By Chuck Strouse
By Scott Fishman
By Terrence McCoy
By Ryan Yousefi
By Ciara LaVelle, Kat Bein, Carolina Del Busto, and Liz Tracy
By Pepe Billete
By Ryan Yousefi
By Kyle Swenson
It's not about the Constitution, it's about exclusion: I was deeply troubled by Gaspar González's article "Strings Attached" (February 21). He seemed to miss the essential point, that the eruv is not a religious "symbol" in the sense of a visual object or image that conveys religious meaning, such as a cross or Star of David. The eruv is, as he correctly pointed out, virtually invisible and therefore does not convey any state sponsorship of a religious message. The eruv is more easily compared to structures that increase access for people with disabilities, since it makes it much more possible for Orthodox Jews to live within its boundaries.
This, I believe, is the true reason for opposition to an otherwise harmless eruv: Its presence means that Orthodox Jews will find the neighborhood more attractive. People who find this unobtrusive device noxious are, it seems to me, motivated less by a pure desire to keep church and state separate than the desire to keep themselves separate from the sort of offensive caricature of a Jew that your editor chose as the cover illustration of this issue.
This caricature -- worthy of anything published by Josef Goebbels -- is certainly in keeping with Mr. González's uninformed "loophole" comment, which dismisses an ancient and benign religious tradition held dear by Jews for centuries.
North Miami Beach
A victory in court could be a defeat for us all: The proposal to remove the Miami Beach eruv because it's on public property doesn't make sense. Has the American Civil Liberties Union and the anti-Semite who complained to that organization thought that if indeed they win their case, it would mean no Christmas or Chanukah decorations could be displayed on public property? Imagine this nation with no decorations or signs of any kind.
North Bay Village
Okay then, let's ban decorative lights during the holiday season: Using the ACLU's logic regarding church and state and the Miami Beach eruv, I should complain when city workers being paid with my taxes hang Christmas decorations from city light posts during the Christmas holidays.
The ACLU has no problem asserting that Americans are being denied their rights by not being able to travel to Cuba and that the embargo against Cuba should be lifted. What rights are we talking about? The saying "A person is a liberal until he or she is mugged by a minority" shines bright when it comes to the ACLU.
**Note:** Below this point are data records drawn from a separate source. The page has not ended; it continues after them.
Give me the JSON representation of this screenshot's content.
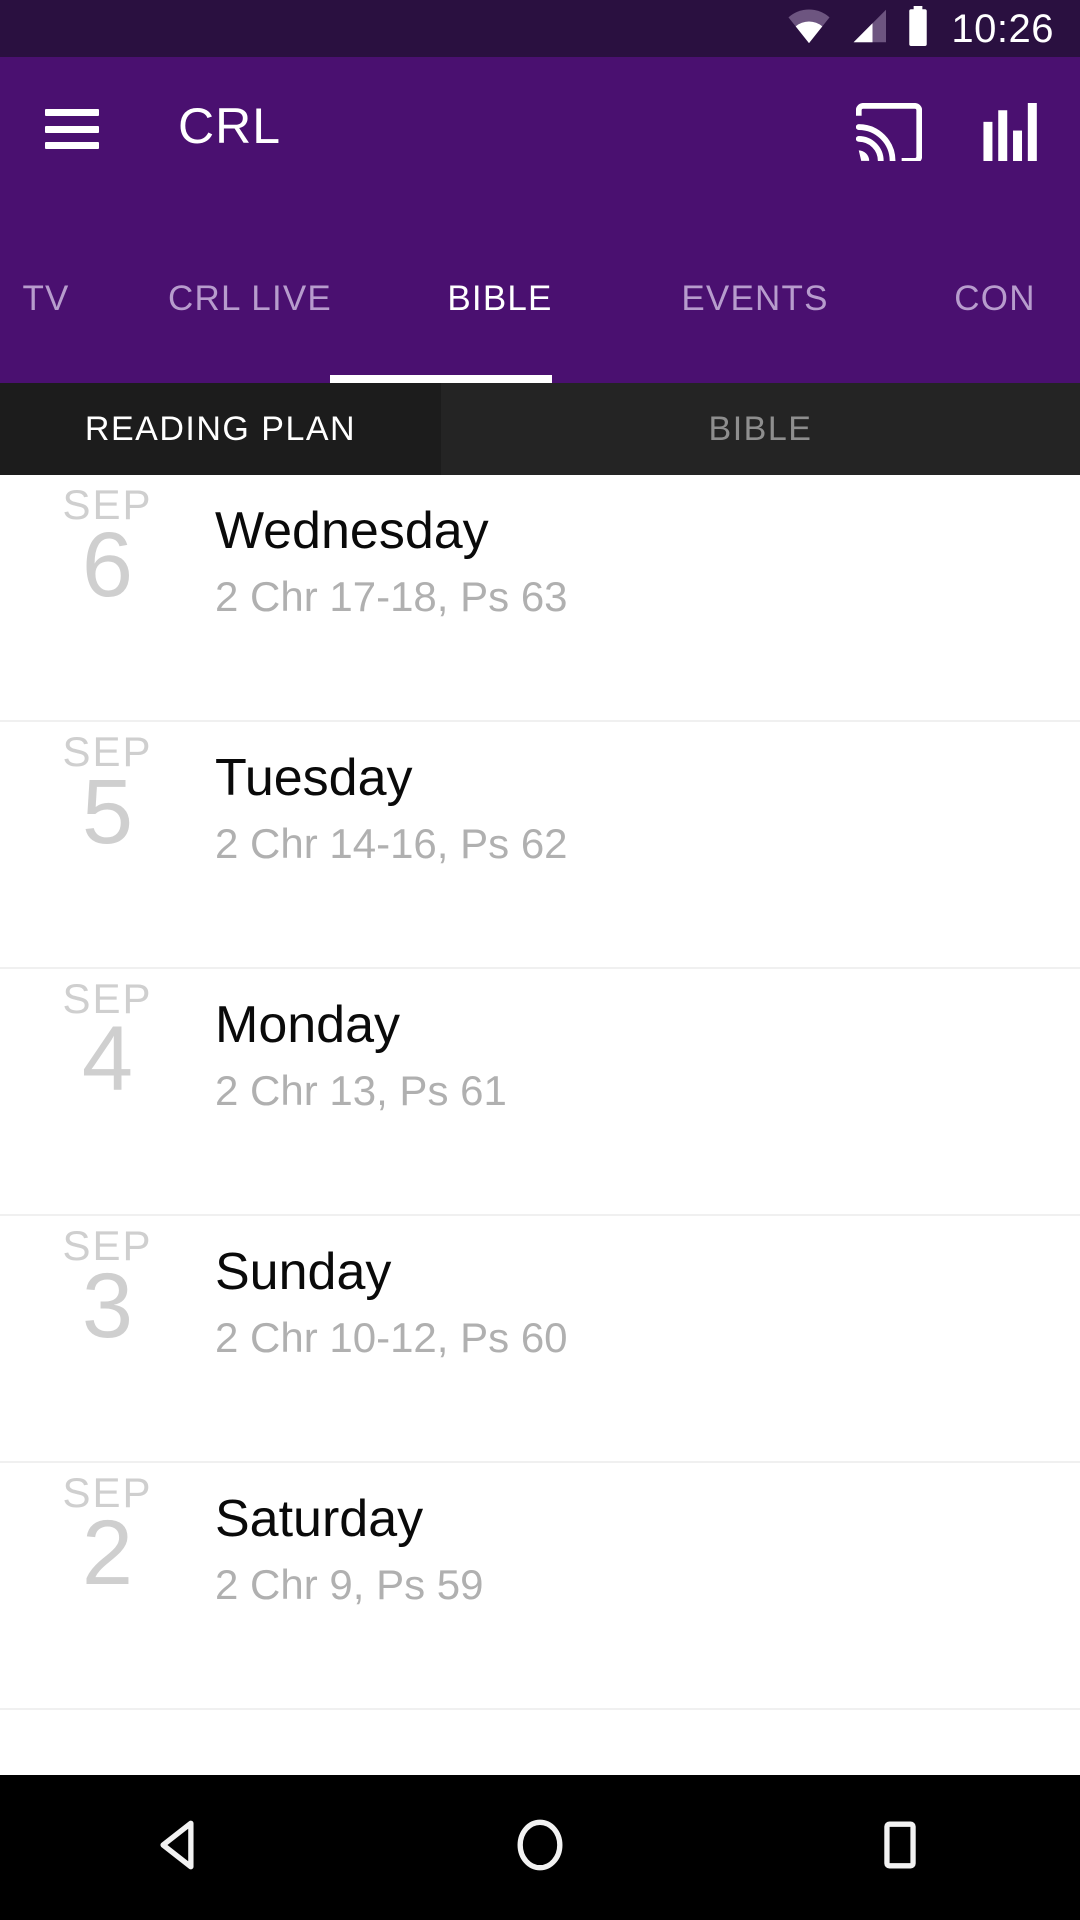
{
  "status_bar": {
    "time": "10:26",
    "icons": [
      "wifi-icon",
      "cellular-signal-icon",
      "battery-icon"
    ]
  },
  "app_bar": {
    "menu_icon": "hamburger-menu-icon",
    "title": "CRL",
    "actions": [
      {
        "icon": "cast-icon"
      },
      {
        "icon": "equalizer-icon"
      }
    ]
  },
  "primary_tabs": {
    "items": [
      {
        "label": "TV",
        "active": false
      },
      {
        "label": "CRL LIVE",
        "active": false
      },
      {
        "label": "BIBLE",
        "active": true
      },
      {
        "label": "EVENTS",
        "active": false
      },
      {
        "label": "CON",
        "active": false
      }
    ]
  },
  "secondary_tabs": {
    "items": [
      {
        "label": "READING PLAN",
        "selected": true
      },
      {
        "label": "BIBLE",
        "selected": false
      }
    ]
  },
  "reading_plan": {
    "entries": [
      {
        "month": "SEP",
        "day": "6",
        "weekday": "Wednesday",
        "passage": "2 Chr 17-18, Ps 63"
      },
      {
        "month": "SEP",
        "day": "5",
        "weekday": "Tuesday",
        "passage": "2 Chr 14-16, Ps 62"
      },
      {
        "month": "SEP",
        "day": "4",
        "weekday": "Monday",
        "passage": "2 Chr 13, Ps 61"
      },
      {
        "month": "SEP",
        "day": "3",
        "weekday": "Sunday",
        "passage": "2 Chr 10-12, Ps 60"
      },
      {
        "month": "SEP",
        "day": "2",
        "weekday": "Saturday",
        "passage": "2 Chr 9, Ps 59"
      }
    ]
  },
  "nav_bar": {
    "buttons": [
      {
        "icon": "back-triangle-icon"
      },
      {
        "icon": "home-circle-icon"
      },
      {
        "icon": "recents-square-icon"
      }
    ]
  },
  "colors": {
    "status_bar_bg": "#2a1040",
    "app_bar_bg": "#4a1070",
    "accent_white": "#ffffff",
    "subtab_selected_bg": "#1c1c1c",
    "subtab_unselected_bg": "#242424",
    "list_bg": "#ffffff",
    "nav_bar_bg": "#000000"
  }
}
It would seem the ACLU has lost its path and has forgotten the reason it was created, all in the name of political correctness.
If crude sensationalism was your goal, you succeeded: Gaspar González's "Strings Attached" was reasonably factual and balanced. The same cannot be said for the cover illustration by William Taylor, which can only be described as an inflammatory expression of Jew-hatred.
The issues the article addresses relate to all observant Jews. The use of a caricature of a grinning Hasid to illustrate the article reflects an insensitive and ignorant editorial decision not worthy of New Times.After all, would you have used a caricature of Mike Tyson, with an ear dangling from his mouth, to illustrate a discussion of watermelon economics? A caricature of the pope with a condom in hand to illustrate sexual predation by clergy in Boston? Or a caricature of a grinning Fidel Castro to illustrate bilingual education in Miami?
Was it necessary to demean, denigrate, and insult a significant percentage of your readership with crude sensationalism? I suggest that Mr. Taylor and whoever on your editorial staff approved the cover illustration take a trip over to the Sanford L. Ziff Jewish Museum of Florida to view, study, and learn from its temporary exhibit featuring a review of the use of art to promulgate hatred.
We are now post-September 11, New Times. Do not promulgate hatred.
How low can you go? You just went there: The artwork on the cover of last week's New Times is blatantly racist and offensive. The exaggerated features and moles of the subject more appropriately belong in the show at the Jewish Museum of Florida, "The Art of Hatred: Images of Intolerance in Florida Culture."
I am stunned by the insensitivity of New Times's editor and staff. You have stooped far lower than usual.
Want to make things right? Try starting with an apology: Damn! I thought I'd visited the Website of the World Church of the Creator by mistake. That illustration of the Orthodox Jew holding the ball of string was completely disgusting, like something out of Nazi Germany. You guys owe the entire Miami community an apology.
Editor's note: As evidenced by the letters above, a number of people were offended by last week's cover illustration. In a telephone conversation following publication, Rabbi Donald Bixon of the congregation Young Israel of Miami Beach maintained that the drawing, a caricature of an Orthodox Jewish man, was analogous to an illustration of "a black man with big lips eating a piece of fried chicken with a watermelon patch in the background." A stinging analogy indeed. New Times sincerely regrets any offense taken by our readers. None was intended.